#### Activity
Show all lines below holding the string "kind".

Excerpts from an interface dataset:
Segment Open

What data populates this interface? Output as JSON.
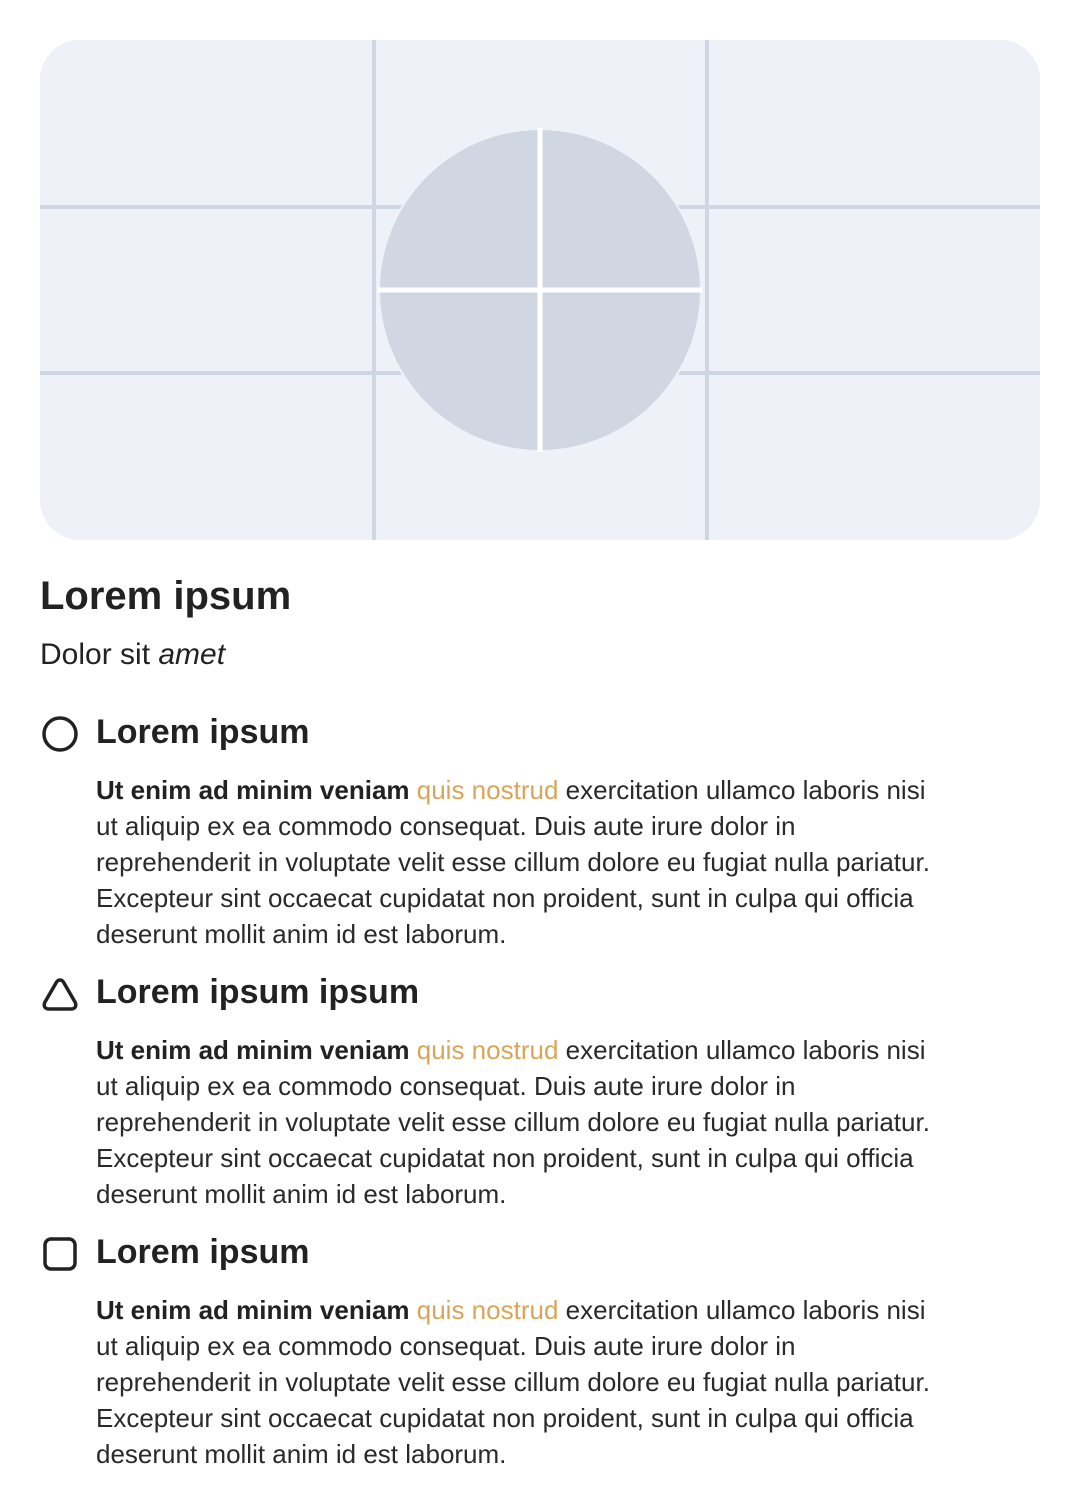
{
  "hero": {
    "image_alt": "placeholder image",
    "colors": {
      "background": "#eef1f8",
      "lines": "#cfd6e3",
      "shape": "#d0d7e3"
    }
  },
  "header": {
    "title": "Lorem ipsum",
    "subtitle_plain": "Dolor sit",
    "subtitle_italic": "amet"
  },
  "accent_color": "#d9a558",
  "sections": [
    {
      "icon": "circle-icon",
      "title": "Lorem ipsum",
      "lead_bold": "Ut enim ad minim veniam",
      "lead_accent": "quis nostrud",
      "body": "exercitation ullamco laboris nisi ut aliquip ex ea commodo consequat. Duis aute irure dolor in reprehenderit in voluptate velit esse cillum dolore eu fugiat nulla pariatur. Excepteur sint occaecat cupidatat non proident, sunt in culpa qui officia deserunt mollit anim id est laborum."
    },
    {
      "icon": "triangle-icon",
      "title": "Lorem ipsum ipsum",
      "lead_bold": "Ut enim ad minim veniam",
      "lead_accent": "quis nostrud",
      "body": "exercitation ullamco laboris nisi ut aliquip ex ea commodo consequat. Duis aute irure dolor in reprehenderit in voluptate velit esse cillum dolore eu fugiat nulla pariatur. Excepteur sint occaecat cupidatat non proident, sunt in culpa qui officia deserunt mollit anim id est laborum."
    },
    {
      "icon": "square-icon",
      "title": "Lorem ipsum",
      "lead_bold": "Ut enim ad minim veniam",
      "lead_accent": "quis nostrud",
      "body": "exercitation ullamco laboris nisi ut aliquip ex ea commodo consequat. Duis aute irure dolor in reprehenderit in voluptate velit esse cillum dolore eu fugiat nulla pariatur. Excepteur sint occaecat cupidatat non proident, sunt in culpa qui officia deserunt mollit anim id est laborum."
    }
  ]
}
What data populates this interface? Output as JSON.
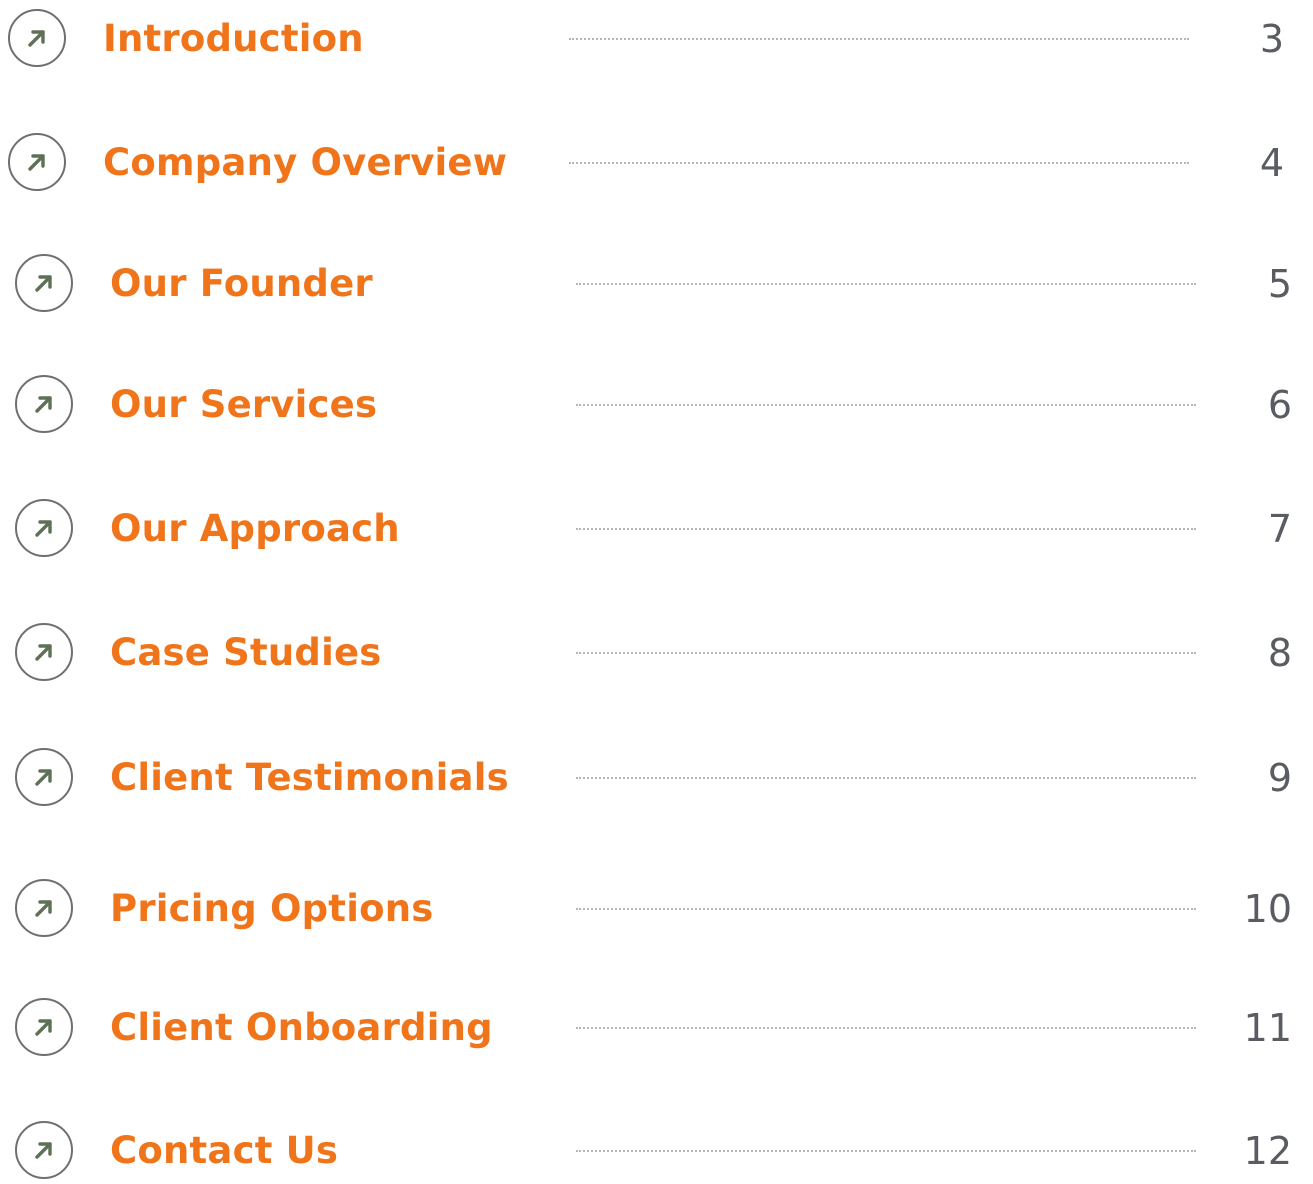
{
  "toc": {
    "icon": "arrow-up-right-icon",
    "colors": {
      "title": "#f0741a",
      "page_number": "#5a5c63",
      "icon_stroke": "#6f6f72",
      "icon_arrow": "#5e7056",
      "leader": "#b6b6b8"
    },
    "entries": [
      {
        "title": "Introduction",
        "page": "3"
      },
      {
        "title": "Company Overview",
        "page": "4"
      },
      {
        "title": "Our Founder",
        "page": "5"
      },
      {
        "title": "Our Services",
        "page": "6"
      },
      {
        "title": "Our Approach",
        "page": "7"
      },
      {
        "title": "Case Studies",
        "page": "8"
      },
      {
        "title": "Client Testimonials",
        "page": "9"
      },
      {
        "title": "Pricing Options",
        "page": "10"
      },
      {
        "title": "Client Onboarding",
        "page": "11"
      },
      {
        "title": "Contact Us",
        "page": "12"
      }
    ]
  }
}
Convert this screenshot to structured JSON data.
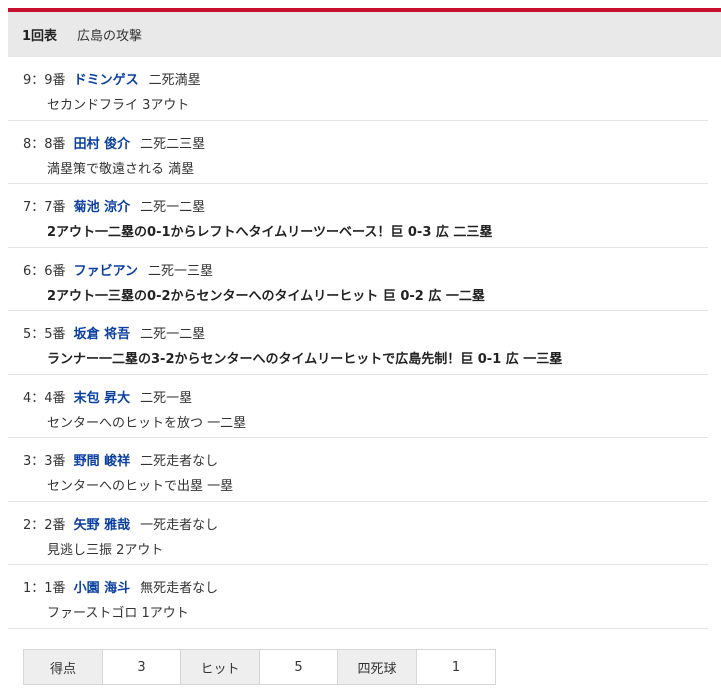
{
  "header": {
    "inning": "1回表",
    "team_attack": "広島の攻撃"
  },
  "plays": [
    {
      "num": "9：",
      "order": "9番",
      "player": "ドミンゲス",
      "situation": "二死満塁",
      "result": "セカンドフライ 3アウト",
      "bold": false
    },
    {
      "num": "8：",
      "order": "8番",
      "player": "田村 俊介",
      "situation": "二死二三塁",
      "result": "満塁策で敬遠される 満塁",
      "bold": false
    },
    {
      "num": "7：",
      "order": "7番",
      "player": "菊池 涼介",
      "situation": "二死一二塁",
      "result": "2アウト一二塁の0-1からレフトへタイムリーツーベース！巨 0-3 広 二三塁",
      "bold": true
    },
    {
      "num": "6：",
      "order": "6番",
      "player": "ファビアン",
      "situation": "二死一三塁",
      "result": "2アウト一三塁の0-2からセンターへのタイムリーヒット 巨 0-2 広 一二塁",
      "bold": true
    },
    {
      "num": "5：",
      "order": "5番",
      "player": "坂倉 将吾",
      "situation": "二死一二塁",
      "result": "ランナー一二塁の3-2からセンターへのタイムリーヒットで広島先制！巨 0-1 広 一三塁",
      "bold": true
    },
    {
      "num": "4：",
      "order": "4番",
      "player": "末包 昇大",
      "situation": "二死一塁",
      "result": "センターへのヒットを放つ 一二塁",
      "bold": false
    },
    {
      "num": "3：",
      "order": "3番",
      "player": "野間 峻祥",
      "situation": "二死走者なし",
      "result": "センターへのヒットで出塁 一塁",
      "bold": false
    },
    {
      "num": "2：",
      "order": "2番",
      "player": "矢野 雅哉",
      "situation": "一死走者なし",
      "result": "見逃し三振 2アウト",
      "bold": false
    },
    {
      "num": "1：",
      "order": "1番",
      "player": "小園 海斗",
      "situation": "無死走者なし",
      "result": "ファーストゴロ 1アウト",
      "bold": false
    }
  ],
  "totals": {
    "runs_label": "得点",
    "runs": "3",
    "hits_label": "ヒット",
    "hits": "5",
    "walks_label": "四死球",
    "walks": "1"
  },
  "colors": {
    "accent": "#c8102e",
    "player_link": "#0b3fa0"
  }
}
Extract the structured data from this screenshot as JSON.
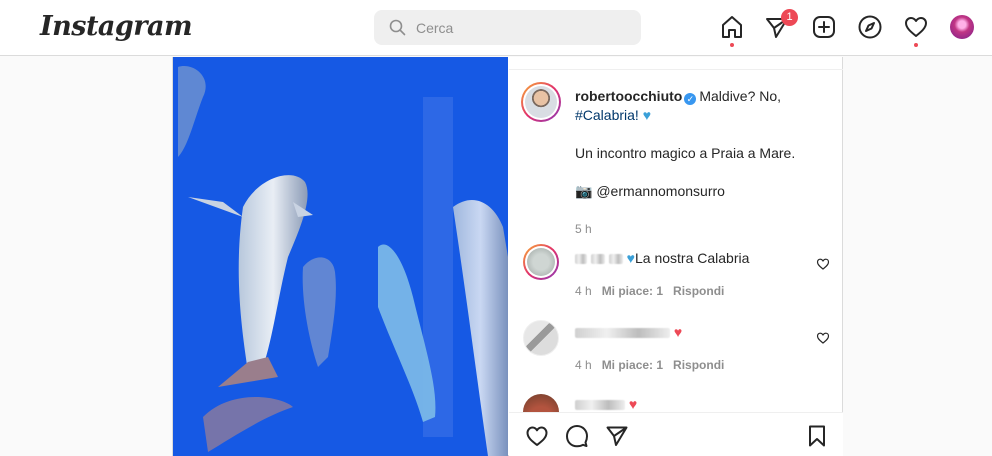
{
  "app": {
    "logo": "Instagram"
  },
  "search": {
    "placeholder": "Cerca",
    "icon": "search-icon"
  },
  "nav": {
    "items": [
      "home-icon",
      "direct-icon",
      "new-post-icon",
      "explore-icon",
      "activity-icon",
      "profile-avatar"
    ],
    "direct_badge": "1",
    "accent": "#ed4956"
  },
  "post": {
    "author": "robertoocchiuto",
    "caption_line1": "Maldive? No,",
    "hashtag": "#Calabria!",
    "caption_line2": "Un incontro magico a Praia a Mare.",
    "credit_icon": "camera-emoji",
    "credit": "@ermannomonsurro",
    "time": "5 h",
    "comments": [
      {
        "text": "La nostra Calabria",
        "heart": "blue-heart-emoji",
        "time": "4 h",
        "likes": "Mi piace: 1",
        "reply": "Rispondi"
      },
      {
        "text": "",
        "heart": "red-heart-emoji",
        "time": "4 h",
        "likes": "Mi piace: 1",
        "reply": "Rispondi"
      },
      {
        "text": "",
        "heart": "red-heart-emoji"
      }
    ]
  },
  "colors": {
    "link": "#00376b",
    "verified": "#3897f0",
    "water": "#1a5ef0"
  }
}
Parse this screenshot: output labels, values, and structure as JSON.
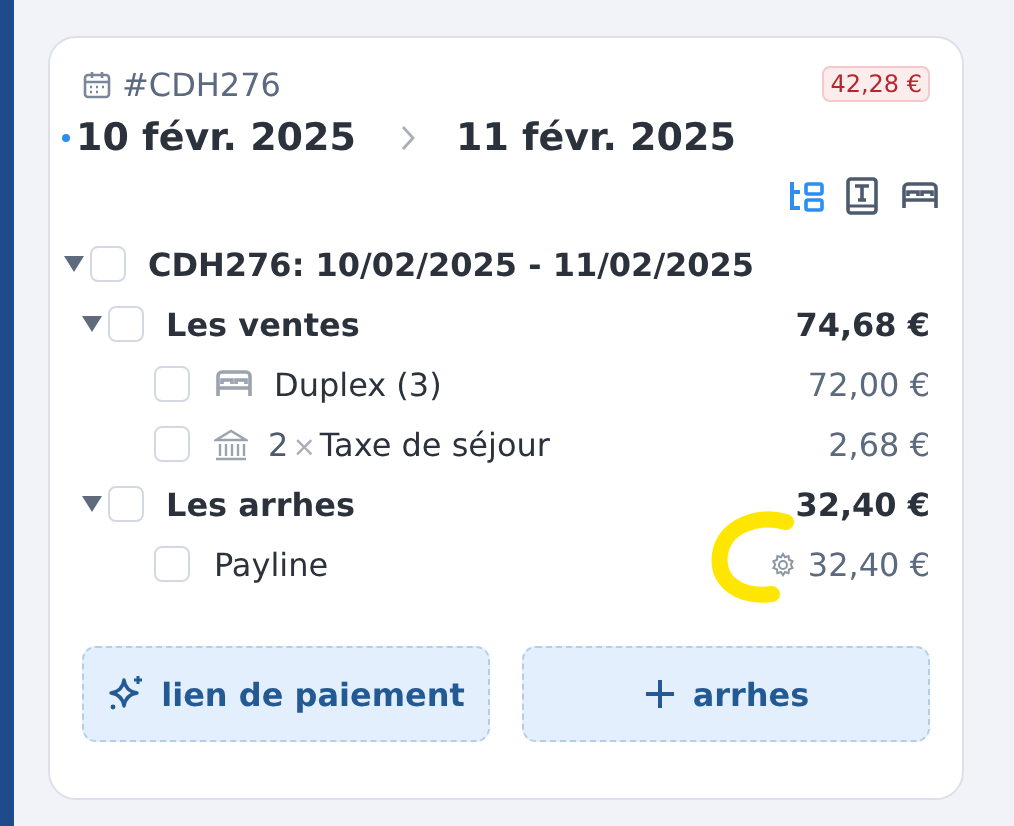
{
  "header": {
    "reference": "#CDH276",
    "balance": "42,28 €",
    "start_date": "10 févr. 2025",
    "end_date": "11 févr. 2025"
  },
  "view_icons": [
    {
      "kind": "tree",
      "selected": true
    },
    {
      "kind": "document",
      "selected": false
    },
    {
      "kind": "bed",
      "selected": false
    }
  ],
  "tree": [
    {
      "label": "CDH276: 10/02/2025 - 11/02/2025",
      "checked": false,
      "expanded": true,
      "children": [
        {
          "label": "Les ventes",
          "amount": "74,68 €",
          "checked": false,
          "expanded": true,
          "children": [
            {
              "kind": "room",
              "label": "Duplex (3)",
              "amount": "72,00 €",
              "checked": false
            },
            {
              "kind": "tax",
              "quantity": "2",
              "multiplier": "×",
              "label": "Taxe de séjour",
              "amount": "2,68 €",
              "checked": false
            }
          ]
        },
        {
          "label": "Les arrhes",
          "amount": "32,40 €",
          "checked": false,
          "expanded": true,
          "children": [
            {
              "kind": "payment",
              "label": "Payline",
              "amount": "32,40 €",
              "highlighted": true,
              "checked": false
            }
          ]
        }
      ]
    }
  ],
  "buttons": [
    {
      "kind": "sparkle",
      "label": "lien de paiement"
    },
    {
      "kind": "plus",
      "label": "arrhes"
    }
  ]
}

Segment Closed

#### Finished exercise
      "kind": "tree",
      "kind": "document",
      "kind": "bed",
              "kind": "room",
              "kind": "tax",
              "kind": "payment",
      "kind": "sparkle",
      "kind": "plus",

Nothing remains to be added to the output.